Holding daily press briefings may no longer be the best way for elected officials to inform the public on how to protect themselves from COVID-19. People need to be able to access and apply this information rapidly, so health communication and education should be community-based.
The state should make a more concerted effort to partner with municipal leaders to ensure that we are reaching people across the Garden State, in a language and format they can access and understand.
New Jersey’s housing infrastructure also plays a significant role in the transmission of COVID-19. A person’s physical environment, another key social determinant, can have a huge impact on their level of exposure to this virus. For example, people who are homeless or reside in a long-term care facility account for more than 40% of all COVID-19 deaths statewide.
Increasing the availability of quality housing and improving environmental conditions in long-term care facilities can reduce the impact of the current pandemic and prevent a future crisis.
To further protect New Jersey’s most vulnerable, we also need to consider the fifth and final social determinant, health care systems, and how they are functioning to meet patients’ needs.
No more crowded clinics
Prior to COVID-19, patients primarily accessed routine care in a hospital or clinic. Going forward, people will need to continue to be able to utilize telemedicine and local place-based care initiatives, rather than crowding into clinics where the threat of disease transmission is greater.
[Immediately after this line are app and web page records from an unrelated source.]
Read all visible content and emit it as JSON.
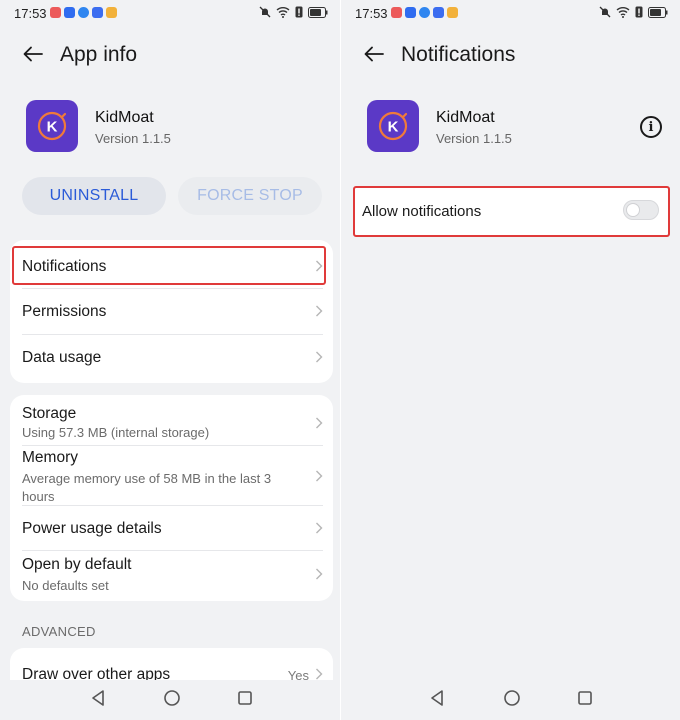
{
  "status_bar": {
    "time": "17:53",
    "app_icon_colors": [
      "#ec5a5a",
      "#2f6cf0",
      "#2f86f0",
      "#3c6df0",
      "#f2b13a"
    ]
  },
  "app_info": {
    "title": "App info",
    "app": {
      "name": "KidMoat",
      "version": "Version 1.1.5",
      "icon_letter": "K",
      "icon_color": "#5b39c6"
    },
    "buttons": {
      "uninstall": "UNINSTALL",
      "force_stop": "FORCE STOP"
    },
    "items": {
      "notifications": "Notifications",
      "permissions": "Permissions",
      "data_usage": "Data usage",
      "storage": {
        "label": "Storage",
        "sub": "Using 57.3 MB (internal storage)"
      },
      "memory": {
        "label": "Memory",
        "sub": "Average memory use of 58 MB in the last 3 hours"
      },
      "power_usage": "Power usage details",
      "open_by_default": {
        "label": "Open by default",
        "sub": "No defaults set"
      }
    },
    "advanced_header": "ADVANCED",
    "draw_over": {
      "label": "Draw over other apps",
      "value": "Yes"
    }
  },
  "notifications_page": {
    "title": "Notifications",
    "app": {
      "name": "KidMoat",
      "version": "Version 1.1.5",
      "icon_letter": "K"
    },
    "allow_notifications": {
      "label": "Allow notifications",
      "enabled": false
    }
  },
  "colors": {
    "accent": "#2b5bd8",
    "highlight": "#e03a3a",
    "icon_ring": "#f07a3a"
  }
}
As an emergency room doctor at University Hospital in Newark, I have seen firsthand the impact COVID-19 has had on disadvantaged communities. I also serve as a primary care physician in Newark, so I understand the long-term implications a crisis like this can have on urban community health as a whole. That being said, I have hope that if we utilize scientific data to plan effectively, we can prevent another outbreak of this magnitude.
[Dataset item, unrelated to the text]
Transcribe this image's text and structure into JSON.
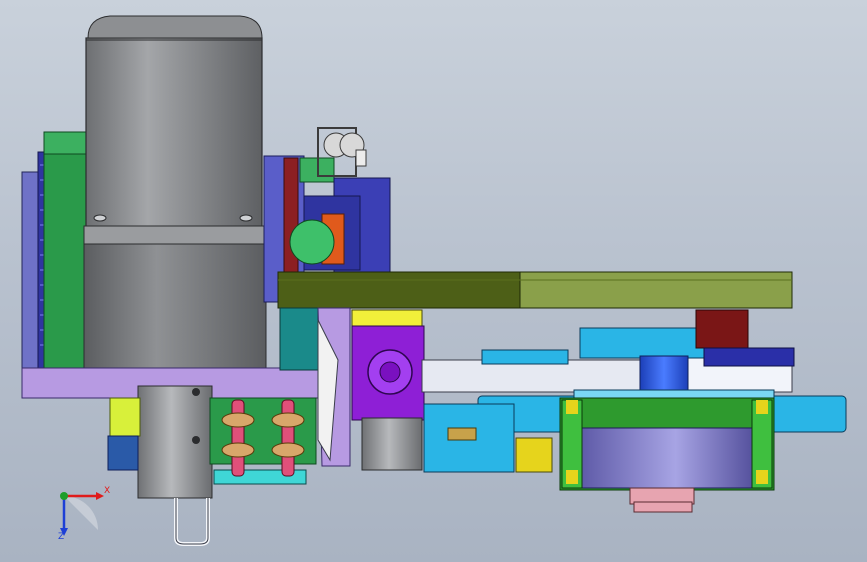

During COVID-19, I’ve seen the widening of health inequities due to social determinants of health barriers. The long-term impact is that we may not be able to resolve these gaps, which will worsen our health care disparities.
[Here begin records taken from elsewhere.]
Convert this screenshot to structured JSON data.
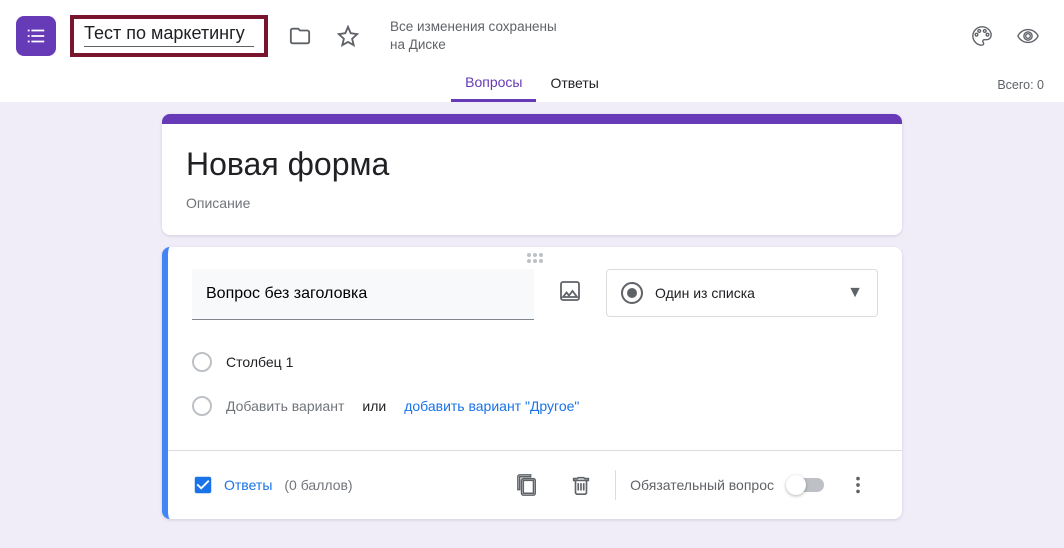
{
  "header": {
    "title_value": "Тест по маркетингу",
    "save_status": "Все изменения сохранены на Диске"
  },
  "tabs": {
    "questions": "Вопросы",
    "responses": "Ответы",
    "total_label": "Всего: 0"
  },
  "form": {
    "title": "Новая форма",
    "description": "Описание"
  },
  "question": {
    "title": "Вопрос без заголовка",
    "type_label": "Один из списка",
    "option1": "Столбец 1",
    "add_option": "Добавить вариант",
    "or_text": "или",
    "add_other": "добавить вариант \"Другое\""
  },
  "footer": {
    "answers": "Ответы",
    "points": "(0 баллов)",
    "required": "Обязательный вопрос"
  }
}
I’ve seen the COVID-positive service worker who faced two pressures: first as an essential employee unable to work from home and second as an undocumented immigrant who must keep working in order to feed his family because he was ineligible for employment assistance programs.
I’ve seen the many patients, often arriving three to four at a time from nursing homes, with COVID symptoms that are so severe that they required immediate critical care interventions upon coming to the emergency department.
During the height of the pandemic, each shift, I took about 10 to 15 calls from paramedics out in the field for people pronounced dead. These patients were people we knew as homeless and/or chronic-disease patients with diabetes, heart failure, lung disease, mental health issues, etc., who were unable to connect with timely health care during COVID. These are patients who historically have suffered health inequities due to their social determinants of health and COVID-19 amplified that problem.
Our leaders must use these five social determinants — community context, economics, education, physical environment, and health care systems — to inform the next steps on the road to recovery. It’s the only way we can confidently reopen New Jersey.